### Excerpted records
___
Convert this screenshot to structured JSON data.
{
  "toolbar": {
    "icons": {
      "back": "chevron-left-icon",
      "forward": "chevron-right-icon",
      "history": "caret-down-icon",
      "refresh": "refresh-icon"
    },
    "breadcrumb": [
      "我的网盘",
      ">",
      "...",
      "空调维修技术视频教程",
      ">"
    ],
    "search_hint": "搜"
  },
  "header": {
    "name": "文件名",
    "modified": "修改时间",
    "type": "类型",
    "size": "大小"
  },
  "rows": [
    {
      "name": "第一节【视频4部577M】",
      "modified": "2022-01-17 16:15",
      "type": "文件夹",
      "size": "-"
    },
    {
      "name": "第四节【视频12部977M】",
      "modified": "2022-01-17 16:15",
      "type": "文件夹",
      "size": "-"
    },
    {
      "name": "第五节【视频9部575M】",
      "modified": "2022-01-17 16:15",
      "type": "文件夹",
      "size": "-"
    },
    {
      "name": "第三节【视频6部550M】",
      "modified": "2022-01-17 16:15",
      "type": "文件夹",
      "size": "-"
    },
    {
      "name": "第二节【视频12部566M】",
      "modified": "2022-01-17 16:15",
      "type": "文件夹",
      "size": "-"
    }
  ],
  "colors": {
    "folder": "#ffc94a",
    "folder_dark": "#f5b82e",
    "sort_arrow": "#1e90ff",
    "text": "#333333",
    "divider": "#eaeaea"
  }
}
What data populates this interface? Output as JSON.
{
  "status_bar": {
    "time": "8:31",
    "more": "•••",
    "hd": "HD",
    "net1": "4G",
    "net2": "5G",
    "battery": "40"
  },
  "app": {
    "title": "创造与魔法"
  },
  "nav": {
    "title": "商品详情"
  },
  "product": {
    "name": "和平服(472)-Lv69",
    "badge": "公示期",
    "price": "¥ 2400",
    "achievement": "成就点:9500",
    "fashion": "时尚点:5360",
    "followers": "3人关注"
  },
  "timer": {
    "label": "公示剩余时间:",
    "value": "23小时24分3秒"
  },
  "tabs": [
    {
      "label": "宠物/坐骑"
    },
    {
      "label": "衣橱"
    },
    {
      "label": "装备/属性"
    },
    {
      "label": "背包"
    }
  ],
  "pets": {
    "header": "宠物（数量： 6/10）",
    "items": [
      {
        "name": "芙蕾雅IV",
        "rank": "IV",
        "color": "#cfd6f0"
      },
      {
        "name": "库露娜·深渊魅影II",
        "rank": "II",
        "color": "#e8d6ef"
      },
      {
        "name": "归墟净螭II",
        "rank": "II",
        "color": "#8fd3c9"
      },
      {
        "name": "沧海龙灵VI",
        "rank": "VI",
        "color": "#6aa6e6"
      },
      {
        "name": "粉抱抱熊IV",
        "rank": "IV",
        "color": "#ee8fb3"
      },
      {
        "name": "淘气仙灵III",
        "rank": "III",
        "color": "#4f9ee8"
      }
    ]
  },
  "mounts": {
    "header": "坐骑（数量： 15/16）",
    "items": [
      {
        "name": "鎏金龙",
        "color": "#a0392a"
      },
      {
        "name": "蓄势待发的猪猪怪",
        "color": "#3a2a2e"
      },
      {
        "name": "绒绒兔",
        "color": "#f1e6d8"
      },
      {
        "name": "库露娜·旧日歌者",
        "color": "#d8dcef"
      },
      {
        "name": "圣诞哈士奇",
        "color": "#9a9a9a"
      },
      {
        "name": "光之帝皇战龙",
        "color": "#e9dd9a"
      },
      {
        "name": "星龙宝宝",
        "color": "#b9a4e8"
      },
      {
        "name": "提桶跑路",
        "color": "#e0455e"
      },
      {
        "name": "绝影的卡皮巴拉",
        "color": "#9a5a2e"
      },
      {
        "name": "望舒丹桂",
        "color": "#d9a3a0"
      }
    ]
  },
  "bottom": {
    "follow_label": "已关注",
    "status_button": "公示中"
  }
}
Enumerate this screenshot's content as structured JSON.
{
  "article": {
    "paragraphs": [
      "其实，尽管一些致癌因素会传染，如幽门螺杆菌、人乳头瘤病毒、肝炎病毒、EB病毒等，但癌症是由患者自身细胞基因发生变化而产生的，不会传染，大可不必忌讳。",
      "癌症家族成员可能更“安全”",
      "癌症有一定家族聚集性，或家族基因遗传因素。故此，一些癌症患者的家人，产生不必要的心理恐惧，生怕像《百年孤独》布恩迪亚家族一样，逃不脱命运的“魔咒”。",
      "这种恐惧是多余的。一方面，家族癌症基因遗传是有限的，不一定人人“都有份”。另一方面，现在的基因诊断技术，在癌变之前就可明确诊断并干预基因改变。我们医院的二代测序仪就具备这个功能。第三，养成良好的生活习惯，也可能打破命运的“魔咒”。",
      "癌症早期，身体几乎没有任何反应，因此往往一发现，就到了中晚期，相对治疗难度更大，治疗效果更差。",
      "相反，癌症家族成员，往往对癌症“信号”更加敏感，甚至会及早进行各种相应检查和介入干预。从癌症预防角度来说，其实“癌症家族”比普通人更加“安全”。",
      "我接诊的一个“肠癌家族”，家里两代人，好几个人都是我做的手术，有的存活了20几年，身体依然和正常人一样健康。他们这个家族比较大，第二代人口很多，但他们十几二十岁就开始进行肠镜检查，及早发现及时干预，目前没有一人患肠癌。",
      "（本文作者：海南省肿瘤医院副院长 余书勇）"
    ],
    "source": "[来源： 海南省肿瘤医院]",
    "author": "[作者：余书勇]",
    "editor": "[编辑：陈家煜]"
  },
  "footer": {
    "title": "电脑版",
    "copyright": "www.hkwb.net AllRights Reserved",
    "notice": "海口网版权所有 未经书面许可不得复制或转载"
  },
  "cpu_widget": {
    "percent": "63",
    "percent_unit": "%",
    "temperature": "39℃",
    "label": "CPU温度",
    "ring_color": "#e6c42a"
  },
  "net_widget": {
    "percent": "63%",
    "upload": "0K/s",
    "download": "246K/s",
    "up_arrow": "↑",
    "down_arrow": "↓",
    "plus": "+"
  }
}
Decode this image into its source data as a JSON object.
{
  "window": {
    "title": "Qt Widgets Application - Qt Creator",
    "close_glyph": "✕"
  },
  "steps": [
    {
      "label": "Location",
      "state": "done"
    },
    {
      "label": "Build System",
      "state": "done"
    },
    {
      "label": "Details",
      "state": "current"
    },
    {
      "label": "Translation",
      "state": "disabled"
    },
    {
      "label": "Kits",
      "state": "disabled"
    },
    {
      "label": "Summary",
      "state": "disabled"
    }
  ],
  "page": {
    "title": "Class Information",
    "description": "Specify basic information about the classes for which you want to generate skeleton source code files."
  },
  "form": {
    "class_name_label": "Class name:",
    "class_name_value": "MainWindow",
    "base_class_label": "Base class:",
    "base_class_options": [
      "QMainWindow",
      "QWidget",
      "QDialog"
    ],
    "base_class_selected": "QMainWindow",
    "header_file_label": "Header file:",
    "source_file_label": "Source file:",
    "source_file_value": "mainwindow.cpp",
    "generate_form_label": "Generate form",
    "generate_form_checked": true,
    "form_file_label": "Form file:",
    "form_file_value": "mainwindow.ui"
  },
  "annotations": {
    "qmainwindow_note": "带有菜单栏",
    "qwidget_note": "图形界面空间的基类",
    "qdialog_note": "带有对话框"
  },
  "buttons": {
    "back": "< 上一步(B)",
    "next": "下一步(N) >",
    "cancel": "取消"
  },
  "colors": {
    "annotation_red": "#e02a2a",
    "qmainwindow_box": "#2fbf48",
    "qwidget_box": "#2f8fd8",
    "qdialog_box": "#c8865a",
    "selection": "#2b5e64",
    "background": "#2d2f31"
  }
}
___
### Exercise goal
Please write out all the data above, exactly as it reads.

### Output
Convert this screenshot to structured JSON data.
{
  "toolbar": {
    "icons": {
      "back": "chevron-left-icon",
      "forward": "chevron-right-icon",
      "history": "caret-down-icon",
      "refresh": "refresh-icon"
    },
    "breadcrumb": [
      "我的网盘",
      ">",
      "...",
      "空调维修技术视频教程",
      ">"
    ],
    "search_hint": "搜"
  },
  "header": {
    "name": "文件名",
    "modified": "修改时间",
    "type": "类型",
    "size": "大小"
  },
  "rows": [
    {
      "name": "第一节【视频4部577M】",
      "modified": "2022-01-17 16:15",
      "type": "文件夹",
      "size": "-"
    },
    {
      "name": "第四节【视频12部977M】",
      "modified": "2022-01-17 16:15",
      "type": "文件夹",
      "size": "-"
    },
    {
      "name": "第五节【视频9部575M】",
      "modified": "2022-01-17 16:15",
      "type": "文件夹",
      "size": "-"
    },
    {
      "name": "第三节【视频6部550M】",
      "modified": "2022-01-17 16:15",
      "type": "文件夹",
      "size": "-"
    },
    {
      "name": "第二节【视频12部566M】",
      "modified": "2022-01-17 16:15",
      "type": "文件夹",
      "size": "-"
    }
  ],
  "colors": {
    "folder": "#ffc94a",
    "folder_dark": "#f5b82e",
    "sort_arrow": "#1e90ff",
    "text": "#333333",
    "divider": "#eaeaea"
  }
}
What data populates this interface? Output as JSON.
{
  "status_bar": {
    "time": "8:31",
    "more": "•••",
    "hd": "HD",
    "net1": "4G",
    "net2": "5G",
    "battery": "40"
  },
  "app": {
    "title": "创造与魔法"
  },
  "nav": {
    "title": "商品详情"
  },
  "product": {
    "name": "和平服(472)-Lv69",
    "badge": "公示期",
    "price": "¥ 2400",
    "achievement": "成就点:9500",
    "fashion": "时尚点:5360",
    "followers": "3人关注"
  },
  "timer": {
    "label": "公示剩余时间:",
    "value": "23小时24分3秒"
  },
  "tabs": [
    {
      "label": "宠物/坐骑"
    },
    {
      "label": "衣橱"
    },
    {
      "label": "装备/属性"
    },
    {
      "label": "背包"
    }
  ],
  "pets": {
    "header": "宠物（数量： 6/10）",
    "items": [
      {
        "name": "芙蕾雅IV",
        "rank": "IV",
        "color": "#cfd6f0"
      },
      {
        "name": "库露娜·深渊魅影II",
        "rank": "II",
        "color": "#e8d6ef"
      },
      {
        "name": "归墟净螭II",
        "rank": "II",
        "color": "#8fd3c9"
      },
      {
        "name": "沧海龙灵VI",
        "rank": "VI",
        "color": "#6aa6e6"
      },
      {
        "name": "粉抱抱熊IV",
        "rank": "IV",
        "color": "#ee8fb3"
      },
      {
        "name": "淘气仙灵III",
        "rank": "III",
        "color": "#4f9ee8"
      }
    ]
  },
  "mounts": {
    "header": "坐骑（数量： 15/16）",
    "items": [
      {
        "name": "鎏金龙",
        "color": "#a0392a"
      },
      {
        "name": "蓄势待发的猪猪怪",
        "color": "#3a2a2e"
      },
      {
        "name": "绒绒兔",
        "color": "#f1e6d8"
      },
      {
        "name": "库露娜·旧日歌者",
        "color": "#d8dcef"
      },
      {
        "name": "圣诞哈士奇",
        "color": "#9a9a9a"
      },
      {
        "name": "光之帝皇战龙",
        "color": "#e9dd9a"
      },
      {
        "name": "星龙宝宝",
        "color": "#b9a4e8"
      },
      {
        "name": "提桶跑路",
        "color": "#e0455e"
      },
      {
        "name": "绝影的卡皮巴拉",
        "color": "#9a5a2e"
      },
      {
        "name": "望舒丹桂",
        "color": "#d9a3a0"
      }
    ]
  },
  "bottom": {
    "follow_label": "已关注",
    "status_button": "公示中"
  }
}
Enumerate this screenshot's content as structured JSON.
{
  "article": {
    "paragraphs": [
      "其实，尽管一些致癌因素会传染，如幽门螺杆菌、人乳头瘤病毒、肝炎病毒、EB病毒等，但癌症是由患者自身细胞基因发生变化而产生的，不会传染，大可不必忌讳。",
      "癌症家族成员可能更“安全”",
      "癌症有一定家族聚集性，或家族基因遗传因素。故此，一些癌症患者的家人，产生不必要的心理恐惧，生怕像《百年孤独》布恩迪亚家族一样，逃不脱命运的“魔咒”。",
      "这种恐惧是多余的。一方面，家族癌症基因遗传是有限的，不一定人人“都有份”。另一方面，现在的基因诊断技术，在癌变之前就可明确诊断并干预基因改变。我们医院的二代测序仪就具备这个功能。第三，养成良好的生活习惯，也可能打破命运的“魔咒”。",
      "癌症早期，身体几乎没有任何反应，因此往往一发现，就到了中晚期，相对治疗难度更大，治疗效果更差。",
      "相反，癌症家族成员，往往对癌症“信号”更加敏感，甚至会及早进行各种相应检查和介入干预。从癌症预防角度来说，其实“癌症家族”比普通人更加“安全”。",
      "我接诊的一个“肠癌家族”，家里两代人，好几个人都是我做的手术，有的存活了20几年，身体依然和正常人一样健康。他们这个家族比较大，第二代人口很多，但他们十几二十岁就开始进行肠镜检查，及早发现及时干预，目前没有一人患肠癌。",
      "（本文作者：海南省肿瘤医院副院长 余书勇）"
    ],
    "source": "[来源： 海南省肿瘤医院]",
    "author": "[作者：余书勇]",
    "editor": "[编辑：陈家煜]"
  },
  "footer": {
    "title": "电脑版",
    "copyright": "www.hkwb.net AllRights Reserved",
    "notice": "海口网版权所有 未经书面许可不得复制或转载"
  },
  "cpu_widget": {
    "percent": "63",
    "percent_unit": "%",
    "temperature": "39℃",
    "label": "CPU温度",
    "ring_color": "#e6c42a"
  },
  "net_widget": {
    "percent": "63%",
    "upload": "0K/s",
    "download": "246K/s",
    "up_arrow": "↑",
    "down_arrow": "↓",
    "plus": "+"
  }
}
Decode this image into its source data as a JSON object.
{
  "window": {
    "title": "Qt Widgets Application - Qt Creator",
    "close_glyph": "✕"
  },
  "steps": [
    {
      "label": "Location",
      "state": "done"
    },
    {
      "label": "Build System",
      "state": "done"
    },
    {
      "label": "Details",
      "state": "current"
    },
    {
      "label": "Translation",
      "state": "disabled"
    },
    {
      "label": "Kits",
      "state": "disabled"
    },
    {
      "label": "Summary",
      "state": "disabled"
    }
  ],
  "page": {
    "title": "Class Information",
    "description": "Specify basic information about the classes for which you want to generate skeleton source code files."
  },
  "form": {
    "class_name_label": "Class name:",
    "class_name_value": "MainWindow",
    "base_class_label": "Base class:",
    "base_class_options": [
      "QMainWindow",
      "QWidget",
      "QDialog"
    ],
    "base_class_selected": "QMainWindow",
    "header_file_label": "Header file:",
    "source_file_label": "Source file:",
    "source_file_value": "mainwindow.cpp",
    "generate_form_label": "Generate form",
    "generate_form_checked": true,
    "form_file_label": "Form file:",
    "form_file_value": "mainwindow.ui"
  },
  "annotations": {
    "qmainwindow_note": "带有菜单栏",
    "qwidget_note": "图形界面空间的基类",
    "qdialog_note": "带有对话框"
  },
  "buttons": {
    "back": "< 上一步(B)",
    "next": "下一步(N) >",
    "cancel": "取消"
  },
  "colors": {
    "annotation_red": "#e02a2a",
    "qmainwindow_box": "#2fbf48",
    "qwidget_box": "#2f8fd8",
    "qdialog_box": "#c8865a",
    "selection": "#2b5e64",
    "background": "#2d2f31"
  }
}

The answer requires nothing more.